The Seat: Okay, this one threw me for a loop. When I chose the seat online, I thought I was getting a bulkhead seat aboard this KLM 737-900 and I was. KLM’s Europe Business Class looks just like a normal economy cabin but with slightly more legroom than in back. What’s interesting is the moveable divider that allows the airline to adjust how far back this section can go. I’m not entirely sure when they do this or if it’s something they do by length of flight (…or whatever). What I DO know is that if you booked regular economy and are given the option of sitting in rows 10 or below, then you absolutely should take it as you’ll benefit from the added legroom and power outlets these rows provide.

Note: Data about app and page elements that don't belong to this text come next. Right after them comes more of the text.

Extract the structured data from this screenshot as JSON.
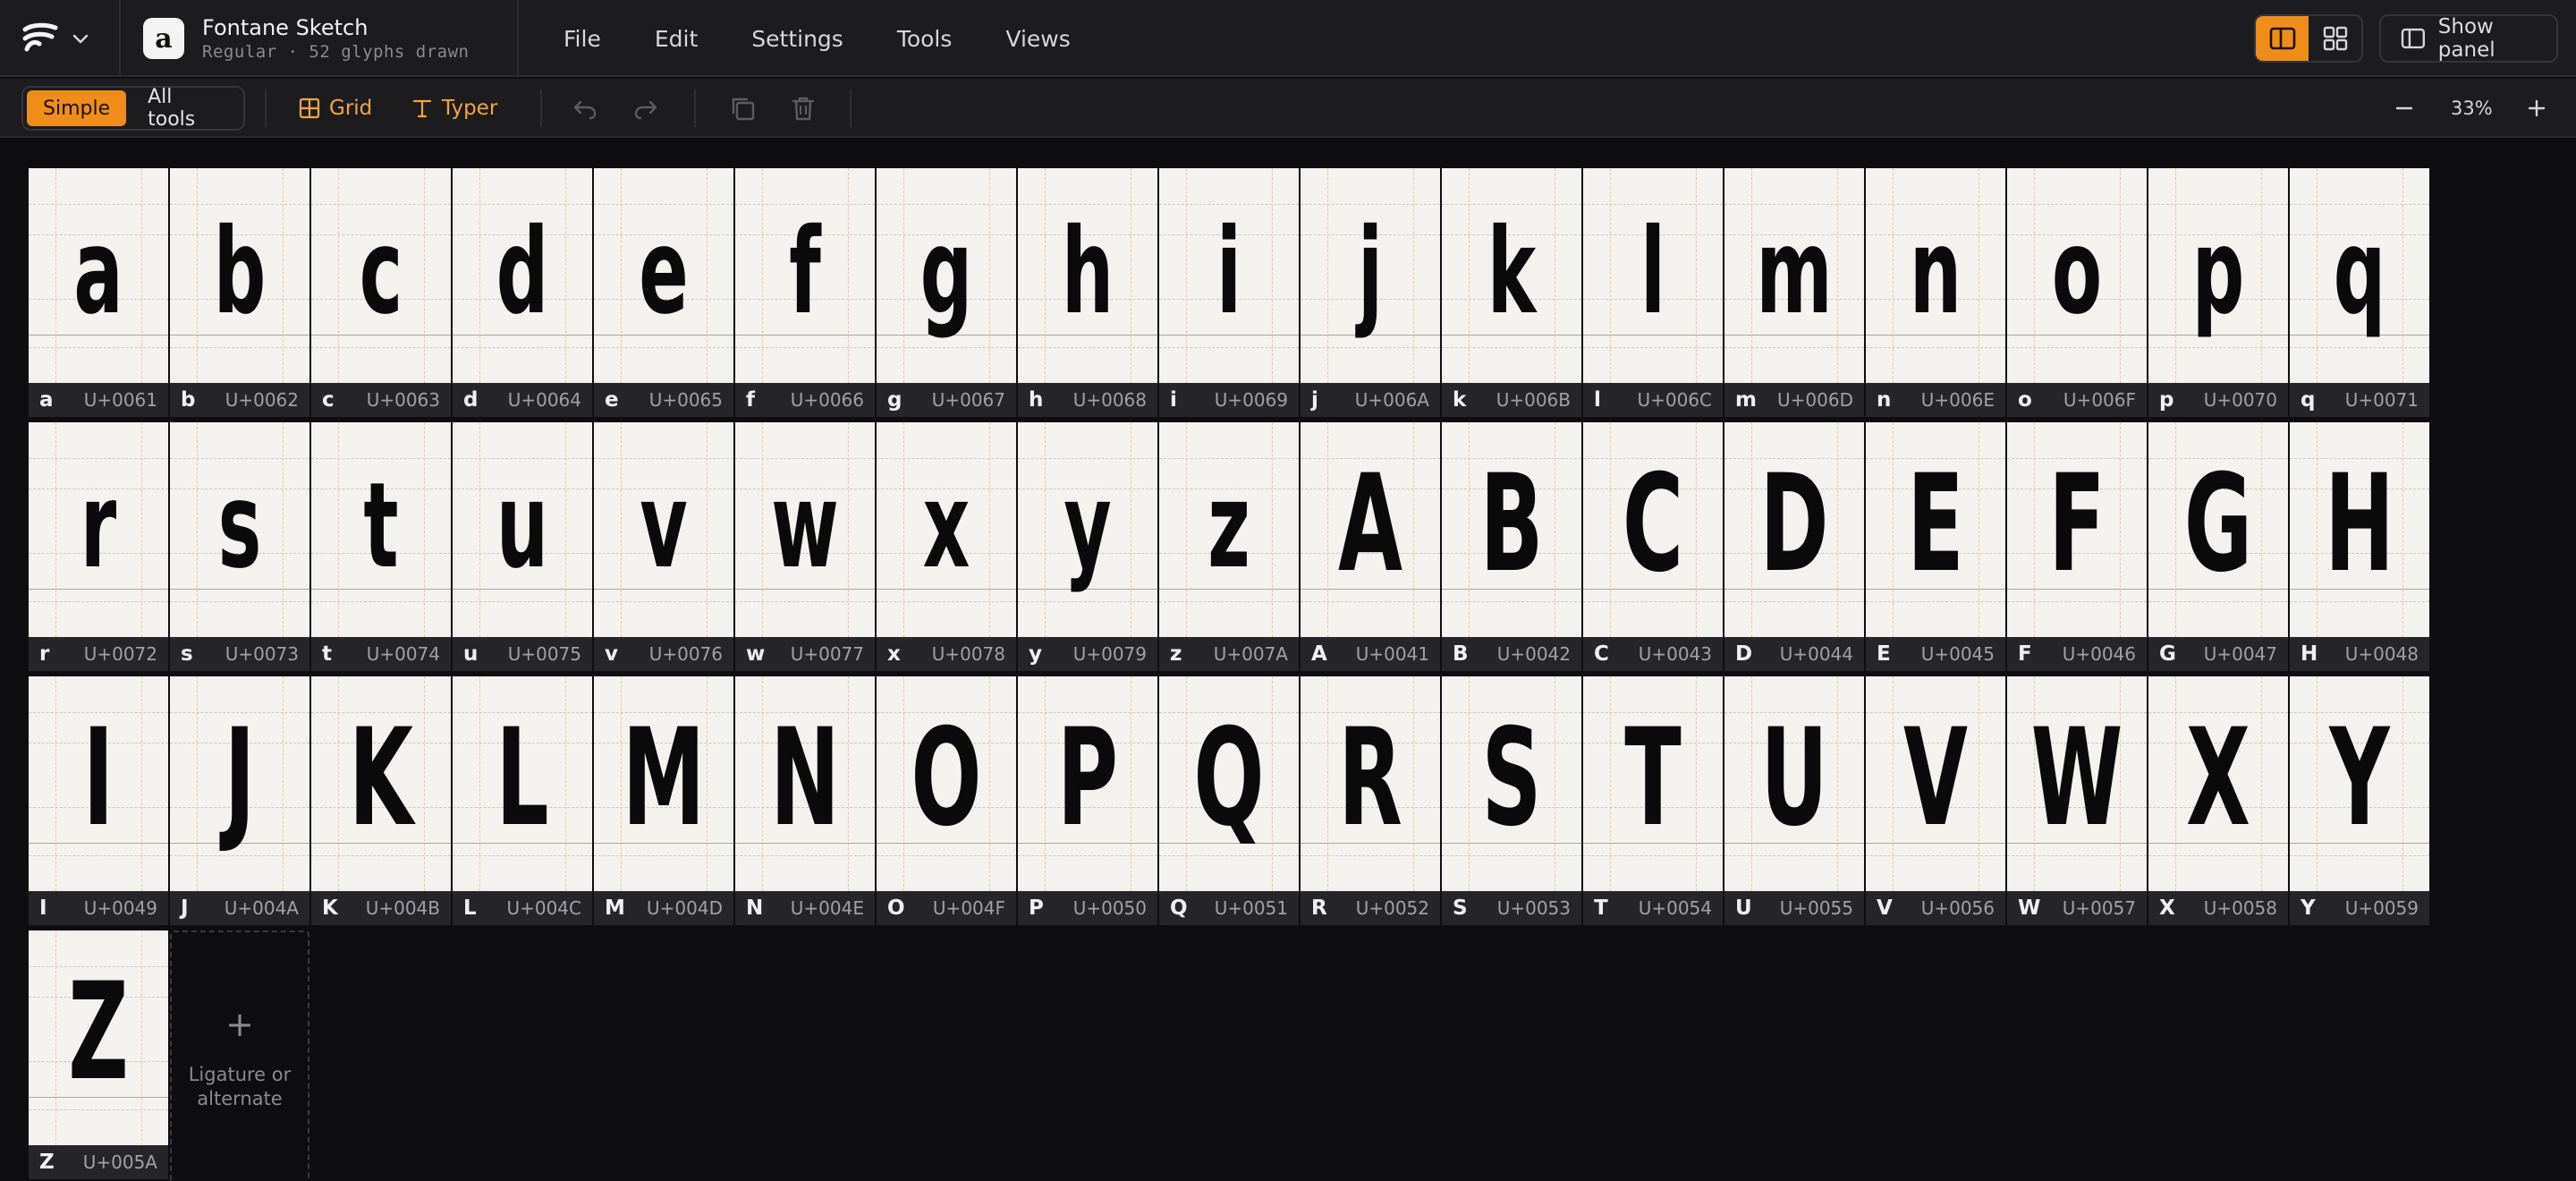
{
  "app": {
    "menu_items": [
      "File",
      "Edit",
      "Settings",
      "Tools",
      "Views"
    ],
    "show_panel_label": "Show panel"
  },
  "document": {
    "icon_letter": "a",
    "title": "Fontane Sketch",
    "subtitle": "Regular · 52 glyphs drawn"
  },
  "toolbar": {
    "mode_simple": "Simple",
    "mode_all": "All tools",
    "grid_label": "Grid",
    "typer_label": "Typer",
    "zoom_level": "33%",
    "accent_color": "#f08c18"
  },
  "glyphs": [
    {
      "char": "a",
      "code": "U+0061"
    },
    {
      "char": "b",
      "code": "U+0062"
    },
    {
      "char": "c",
      "code": "U+0063"
    },
    {
      "char": "d",
      "code": "U+0064"
    },
    {
      "char": "e",
      "code": "U+0065"
    },
    {
      "char": "f",
      "code": "U+0066"
    },
    {
      "char": "g",
      "code": "U+0067"
    },
    {
      "char": "h",
      "code": "U+0068"
    },
    {
      "char": "i",
      "code": "U+0069"
    },
    {
      "char": "j",
      "code": "U+006A"
    },
    {
      "char": "k",
      "code": "U+006B"
    },
    {
      "char": "l",
      "code": "U+006C"
    },
    {
      "char": "m",
      "code": "U+006D"
    },
    {
      "char": "n",
      "code": "U+006E"
    },
    {
      "char": "o",
      "code": "U+006F"
    },
    {
      "char": "p",
      "code": "U+0070"
    },
    {
      "char": "q",
      "code": "U+0071"
    },
    {
      "char": "r",
      "code": "U+0072"
    },
    {
      "char": "s",
      "code": "U+0073"
    },
    {
      "char": "t",
      "code": "U+0074"
    },
    {
      "char": "u",
      "code": "U+0075"
    },
    {
      "char": "v",
      "code": "U+0076"
    },
    {
      "char": "w",
      "code": "U+0077"
    },
    {
      "char": "x",
      "code": "U+0078"
    },
    {
      "char": "y",
      "code": "U+0079"
    },
    {
      "char": "z",
      "code": "U+007A"
    },
    {
      "char": "A",
      "code": "U+0041"
    },
    {
      "char": "B",
      "code": "U+0042"
    },
    {
      "char": "C",
      "code": "U+0043"
    },
    {
      "char": "D",
      "code": "U+0044"
    },
    {
      "char": "E",
      "code": "U+0045"
    },
    {
      "char": "F",
      "code": "U+0046"
    },
    {
      "char": "G",
      "code": "U+0047"
    },
    {
      "char": "H",
      "code": "U+0048"
    },
    {
      "char": "I",
      "code": "U+0049"
    },
    {
      "char": "J",
      "code": "U+004A"
    },
    {
      "char": "K",
      "code": "U+004B"
    },
    {
      "char": "L",
      "code": "U+004C"
    },
    {
      "char": "M",
      "code": "U+004D"
    },
    {
      "char": "N",
      "code": "U+004E"
    },
    {
      "char": "O",
      "code": "U+004F"
    },
    {
      "char": "P",
      "code": "U+0050"
    },
    {
      "char": "Q",
      "code": "U+0051"
    },
    {
      "char": "R",
      "code": "U+0052"
    },
    {
      "char": "S",
      "code": "U+0053"
    },
    {
      "char": "T",
      "code": "U+0054"
    },
    {
      "char": "U",
      "code": "U+0055"
    },
    {
      "char": "V",
      "code": "U+0056"
    },
    {
      "char": "W",
      "code": "U+0057"
    },
    {
      "char": "X",
      "code": "U+0058"
    },
    {
      "char": "Y",
      "code": "U+0059"
    },
    {
      "char": "Z",
      "code": "U+005A"
    }
  ],
  "add_cell": {
    "label": "Ligature or alternate"
  }
}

Legroom in these up-front rows is just slightly better than what you’ll find in a typical economy configuration (33″ of seat pitch). With the exception of the exit row (KLM charges extra for these), you’ll be jammed into a pretty tight space …a whopping 30″ of seatpitch. Roughly 2″ less than what’s offered aboard a mainline US carrier in economy.
Service: New levels of nothing special. Everyone said hello, everyone said goodbye. This was a well practiced routine full of scripts and half-smiles.
Food: The cheese buscuit style snack was bland and barely cheesy. Maybe my near-dairlyland upbringing makes me a little picky but it was truly nothing special. Buy some Doritos before you board.
Summary: When it comes to reviewing economy seats, I’d like to spend more time on ones that are considered “premium” or provide some sort of advantage (exit rows, bulkheads, extra legroom seats). This one was technially a normal economy seat, but had the legroom of the premium cabin and a standard power port for charging my gadgets. Anything rows 1-10 offer these features. Nice seats if you can get them at economy prices.
Rating: 4 hops (of 5).
Strategy: Book a typical economy ticket aboard KLM at their website (or if you’d like to help us out). If seats in the premium section are blocked, have another look when you check in. If there’s a charge for these seats, it will depend on your financial judgement whether the deal they offer is a good one but the couple extra inches of legroom might help
How I got it: Off peak fare offered by Delta. I obsessively check the “mileage run” board at flyertalk.com to see what insane routings people can fly to build status with airlines. Ocassionally, a deal will pop up that isn’t neccearily a great mileage run, but is a great fare. In this case it was just over $300 (taxes included) to London (via Amsterdam).